It's important to get this letter if you believe that you should be classed as priority need and want to challenge the council’s decision.
Contact the Centrepoint Helpline to find out what your next steps are if the council says they can’t help you.
It is your right to ask for an appeal if you disagree with the decision the council makes. You have 21 days to ask the council to review their decision. It’s a good idea to get legal advice before attempting to do this.
A solicitor will want to see your decision letter and, if they believe you have a case, they may be able to take the council to court to ask for a judicial review. This is a type of legal case that provides a way for people to test the lawfulness of decisions made by public bodies, like councils.
Some decisions can only be challenged by applying to court for a judicial review, for example if:
the council refuses to accept your homeless application
the council refuses to give you emergency housing when you first apply for help or while you’re challenging your homeless decision
you think the emergency housing you’re offered is unsuitable
If you’re on a low income, you may be able to take the council to judicial review using legal aid, which means you don’t have to pay for it.
To find out if your case can be challenged, contact one of the following:
The Civil Legal Advice Line on 0345 345 4 345.
A Law Centre. Find your nearest one here.

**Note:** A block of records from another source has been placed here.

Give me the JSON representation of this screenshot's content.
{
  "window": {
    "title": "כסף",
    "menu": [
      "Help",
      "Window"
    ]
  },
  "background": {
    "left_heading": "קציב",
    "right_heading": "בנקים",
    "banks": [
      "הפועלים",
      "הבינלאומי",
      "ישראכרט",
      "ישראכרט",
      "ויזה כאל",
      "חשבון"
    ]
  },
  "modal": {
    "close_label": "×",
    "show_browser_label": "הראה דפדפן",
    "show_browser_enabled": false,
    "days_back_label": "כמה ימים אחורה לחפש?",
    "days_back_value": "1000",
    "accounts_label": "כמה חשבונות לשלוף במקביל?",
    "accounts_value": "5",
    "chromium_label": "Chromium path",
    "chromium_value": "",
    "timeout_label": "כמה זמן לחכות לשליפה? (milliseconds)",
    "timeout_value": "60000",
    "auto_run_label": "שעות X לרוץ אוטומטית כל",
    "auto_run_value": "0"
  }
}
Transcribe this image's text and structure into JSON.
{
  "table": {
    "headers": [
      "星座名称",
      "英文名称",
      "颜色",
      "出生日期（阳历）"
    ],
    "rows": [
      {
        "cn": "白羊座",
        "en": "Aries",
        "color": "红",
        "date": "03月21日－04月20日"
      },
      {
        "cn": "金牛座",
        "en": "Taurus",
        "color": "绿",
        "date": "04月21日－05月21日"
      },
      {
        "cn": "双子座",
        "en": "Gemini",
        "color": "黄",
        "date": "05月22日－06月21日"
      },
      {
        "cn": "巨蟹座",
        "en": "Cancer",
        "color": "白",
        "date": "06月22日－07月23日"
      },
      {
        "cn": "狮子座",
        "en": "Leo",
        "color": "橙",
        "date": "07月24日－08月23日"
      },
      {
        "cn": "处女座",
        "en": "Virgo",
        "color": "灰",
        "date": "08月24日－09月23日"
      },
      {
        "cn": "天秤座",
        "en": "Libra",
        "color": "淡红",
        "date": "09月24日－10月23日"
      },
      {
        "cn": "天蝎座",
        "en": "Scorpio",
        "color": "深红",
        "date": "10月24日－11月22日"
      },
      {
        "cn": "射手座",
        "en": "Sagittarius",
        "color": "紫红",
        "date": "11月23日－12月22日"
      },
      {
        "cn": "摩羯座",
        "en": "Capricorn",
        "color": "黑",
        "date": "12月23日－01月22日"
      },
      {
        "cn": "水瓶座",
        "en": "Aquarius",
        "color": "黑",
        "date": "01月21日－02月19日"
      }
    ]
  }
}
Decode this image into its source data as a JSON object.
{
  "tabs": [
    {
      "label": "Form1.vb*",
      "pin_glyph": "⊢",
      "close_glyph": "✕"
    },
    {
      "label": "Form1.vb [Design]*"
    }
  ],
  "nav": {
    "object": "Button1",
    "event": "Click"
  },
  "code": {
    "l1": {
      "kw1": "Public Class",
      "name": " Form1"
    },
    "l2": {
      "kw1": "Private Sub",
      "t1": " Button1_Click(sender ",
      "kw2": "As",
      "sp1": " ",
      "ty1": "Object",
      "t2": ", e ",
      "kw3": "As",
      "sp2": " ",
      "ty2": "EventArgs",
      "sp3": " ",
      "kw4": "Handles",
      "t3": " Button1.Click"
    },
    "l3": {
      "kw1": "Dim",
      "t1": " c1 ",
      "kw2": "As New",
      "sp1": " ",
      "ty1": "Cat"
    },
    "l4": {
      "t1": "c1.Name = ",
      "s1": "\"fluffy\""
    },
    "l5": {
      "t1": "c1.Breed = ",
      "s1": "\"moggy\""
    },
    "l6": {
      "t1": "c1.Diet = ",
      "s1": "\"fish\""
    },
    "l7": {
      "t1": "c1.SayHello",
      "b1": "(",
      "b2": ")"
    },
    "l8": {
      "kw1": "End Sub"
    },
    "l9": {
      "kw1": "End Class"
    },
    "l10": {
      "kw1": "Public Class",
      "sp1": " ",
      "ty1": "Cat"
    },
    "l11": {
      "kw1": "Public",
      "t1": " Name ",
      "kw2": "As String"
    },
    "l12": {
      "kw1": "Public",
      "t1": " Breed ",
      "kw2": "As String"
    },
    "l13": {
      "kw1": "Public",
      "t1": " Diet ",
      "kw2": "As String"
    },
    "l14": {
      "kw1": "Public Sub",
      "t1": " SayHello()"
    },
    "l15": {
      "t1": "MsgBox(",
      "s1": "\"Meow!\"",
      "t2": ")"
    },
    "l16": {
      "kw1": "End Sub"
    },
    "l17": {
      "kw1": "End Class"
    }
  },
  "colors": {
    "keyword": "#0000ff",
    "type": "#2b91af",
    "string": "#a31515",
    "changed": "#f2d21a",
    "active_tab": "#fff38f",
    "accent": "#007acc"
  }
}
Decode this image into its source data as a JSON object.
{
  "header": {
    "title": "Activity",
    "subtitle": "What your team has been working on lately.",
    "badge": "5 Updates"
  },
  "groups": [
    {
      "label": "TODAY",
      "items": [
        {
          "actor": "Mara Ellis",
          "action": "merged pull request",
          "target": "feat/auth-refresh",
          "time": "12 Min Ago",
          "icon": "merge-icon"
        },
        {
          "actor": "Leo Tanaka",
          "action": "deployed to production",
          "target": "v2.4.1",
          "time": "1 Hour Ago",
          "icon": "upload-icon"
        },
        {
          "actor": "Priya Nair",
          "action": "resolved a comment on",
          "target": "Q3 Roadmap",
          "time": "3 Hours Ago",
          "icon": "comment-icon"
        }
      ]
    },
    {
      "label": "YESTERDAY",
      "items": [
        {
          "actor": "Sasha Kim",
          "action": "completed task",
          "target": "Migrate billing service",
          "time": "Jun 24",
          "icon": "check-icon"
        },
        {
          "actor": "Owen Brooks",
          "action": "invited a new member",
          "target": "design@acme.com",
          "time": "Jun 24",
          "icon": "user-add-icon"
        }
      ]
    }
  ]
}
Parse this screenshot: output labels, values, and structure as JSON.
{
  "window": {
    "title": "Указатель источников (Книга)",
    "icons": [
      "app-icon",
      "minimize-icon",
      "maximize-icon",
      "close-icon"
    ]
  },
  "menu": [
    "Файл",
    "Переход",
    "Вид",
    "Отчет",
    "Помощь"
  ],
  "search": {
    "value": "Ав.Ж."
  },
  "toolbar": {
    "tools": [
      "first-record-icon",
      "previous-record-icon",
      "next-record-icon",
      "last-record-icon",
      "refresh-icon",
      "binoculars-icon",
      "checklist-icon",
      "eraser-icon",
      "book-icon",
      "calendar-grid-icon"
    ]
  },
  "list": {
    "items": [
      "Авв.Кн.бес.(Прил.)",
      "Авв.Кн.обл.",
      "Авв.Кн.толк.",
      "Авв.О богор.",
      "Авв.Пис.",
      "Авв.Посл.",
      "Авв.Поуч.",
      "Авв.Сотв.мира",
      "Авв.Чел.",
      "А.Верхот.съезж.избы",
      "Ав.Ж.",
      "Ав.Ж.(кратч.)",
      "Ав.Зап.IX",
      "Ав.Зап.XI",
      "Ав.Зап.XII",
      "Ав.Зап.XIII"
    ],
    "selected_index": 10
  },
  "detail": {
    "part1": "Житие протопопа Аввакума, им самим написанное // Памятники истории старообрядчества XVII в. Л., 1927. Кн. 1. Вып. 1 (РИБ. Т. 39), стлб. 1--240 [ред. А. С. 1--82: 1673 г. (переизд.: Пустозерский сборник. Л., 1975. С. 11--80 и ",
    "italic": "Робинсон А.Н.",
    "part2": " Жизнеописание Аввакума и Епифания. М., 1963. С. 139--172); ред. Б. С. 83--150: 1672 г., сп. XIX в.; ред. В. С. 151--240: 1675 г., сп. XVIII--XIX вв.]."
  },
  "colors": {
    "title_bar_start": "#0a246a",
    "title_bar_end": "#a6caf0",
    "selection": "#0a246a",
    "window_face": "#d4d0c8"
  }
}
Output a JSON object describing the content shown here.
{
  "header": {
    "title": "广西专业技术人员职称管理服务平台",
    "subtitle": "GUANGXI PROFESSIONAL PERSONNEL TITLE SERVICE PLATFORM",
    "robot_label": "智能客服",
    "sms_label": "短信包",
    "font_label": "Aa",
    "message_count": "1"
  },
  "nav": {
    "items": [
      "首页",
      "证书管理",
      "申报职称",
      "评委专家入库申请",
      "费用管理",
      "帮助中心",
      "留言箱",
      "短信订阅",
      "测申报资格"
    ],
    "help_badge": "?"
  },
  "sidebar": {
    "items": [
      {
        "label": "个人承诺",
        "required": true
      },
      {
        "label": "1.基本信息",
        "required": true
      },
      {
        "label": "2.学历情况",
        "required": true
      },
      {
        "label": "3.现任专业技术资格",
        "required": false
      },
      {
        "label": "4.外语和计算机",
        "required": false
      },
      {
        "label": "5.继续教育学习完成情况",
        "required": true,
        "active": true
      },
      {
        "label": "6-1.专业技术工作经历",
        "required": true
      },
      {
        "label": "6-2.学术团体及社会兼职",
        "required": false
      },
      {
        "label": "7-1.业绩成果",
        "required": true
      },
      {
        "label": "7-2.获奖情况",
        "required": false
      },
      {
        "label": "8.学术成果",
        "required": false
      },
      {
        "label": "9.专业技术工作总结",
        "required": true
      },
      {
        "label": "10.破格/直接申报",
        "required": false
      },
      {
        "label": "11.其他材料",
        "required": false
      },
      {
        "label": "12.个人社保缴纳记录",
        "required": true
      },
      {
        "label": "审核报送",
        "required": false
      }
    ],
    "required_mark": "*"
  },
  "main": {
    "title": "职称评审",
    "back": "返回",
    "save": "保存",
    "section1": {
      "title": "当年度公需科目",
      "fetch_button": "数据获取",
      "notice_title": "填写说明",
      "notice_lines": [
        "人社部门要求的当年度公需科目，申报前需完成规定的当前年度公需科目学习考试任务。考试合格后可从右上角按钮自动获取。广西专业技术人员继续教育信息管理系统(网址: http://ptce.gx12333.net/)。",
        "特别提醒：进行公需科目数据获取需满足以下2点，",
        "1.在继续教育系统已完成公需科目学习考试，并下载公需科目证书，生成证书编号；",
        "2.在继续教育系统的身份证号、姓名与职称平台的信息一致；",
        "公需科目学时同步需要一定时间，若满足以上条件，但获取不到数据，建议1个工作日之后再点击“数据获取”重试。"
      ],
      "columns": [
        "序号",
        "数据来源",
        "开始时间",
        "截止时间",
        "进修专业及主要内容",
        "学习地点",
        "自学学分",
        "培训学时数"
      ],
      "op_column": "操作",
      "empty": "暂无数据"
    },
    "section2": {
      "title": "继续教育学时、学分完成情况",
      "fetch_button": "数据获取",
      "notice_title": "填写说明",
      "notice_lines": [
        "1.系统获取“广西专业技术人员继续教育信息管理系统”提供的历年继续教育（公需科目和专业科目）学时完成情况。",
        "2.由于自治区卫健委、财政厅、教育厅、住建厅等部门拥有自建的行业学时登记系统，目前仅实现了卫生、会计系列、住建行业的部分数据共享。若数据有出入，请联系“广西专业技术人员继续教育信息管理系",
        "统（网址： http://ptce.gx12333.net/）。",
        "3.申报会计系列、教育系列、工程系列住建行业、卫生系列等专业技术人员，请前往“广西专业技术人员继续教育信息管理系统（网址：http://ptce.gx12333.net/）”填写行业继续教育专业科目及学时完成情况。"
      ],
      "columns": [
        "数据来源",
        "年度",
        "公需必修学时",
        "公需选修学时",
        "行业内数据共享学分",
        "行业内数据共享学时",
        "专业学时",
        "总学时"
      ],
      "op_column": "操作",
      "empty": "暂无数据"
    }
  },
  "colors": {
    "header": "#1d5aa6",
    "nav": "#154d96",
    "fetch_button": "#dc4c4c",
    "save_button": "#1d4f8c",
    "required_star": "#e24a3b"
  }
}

Or contact the Centrepoint helpline and our advisors will connect you with local services that can offer legal advice.
Step 9: Work with the council on your personal housing plan
Even if the council says you can’t get accommodation from them after you have made the a homelessness application, they still have a duty to ‘relieve’ your homelessness. This is because of the Homelessness Reduction Act 2017.
This means that your council should work with you to complete a personal housing plan which should last 56 days. The plan will set out the steps that you and the council need to take so that you can stay in, or find, suitable accommodation. For example, it could include:
Providing financial support to help you into private rented accommodation
Referral to other types of housing, such as hostels
Helping you to get a safe place to stay if you’re sleeping rough
The steps that the council put in your personal housing plan must be realistic and include your views. You can ask for them to be reviewed and should do this if you think anything has changed in your circumstances. (For example, if you lose your accommodation or job.)
Check that you can achieve everything that the housing officer is suggesting that you do in the housing plan and ask for it to be changed if you can’t. Similarly, if your housing officer isn’t sticking to the personal housing plan, you can ask them to take the steps they’ve agreed to.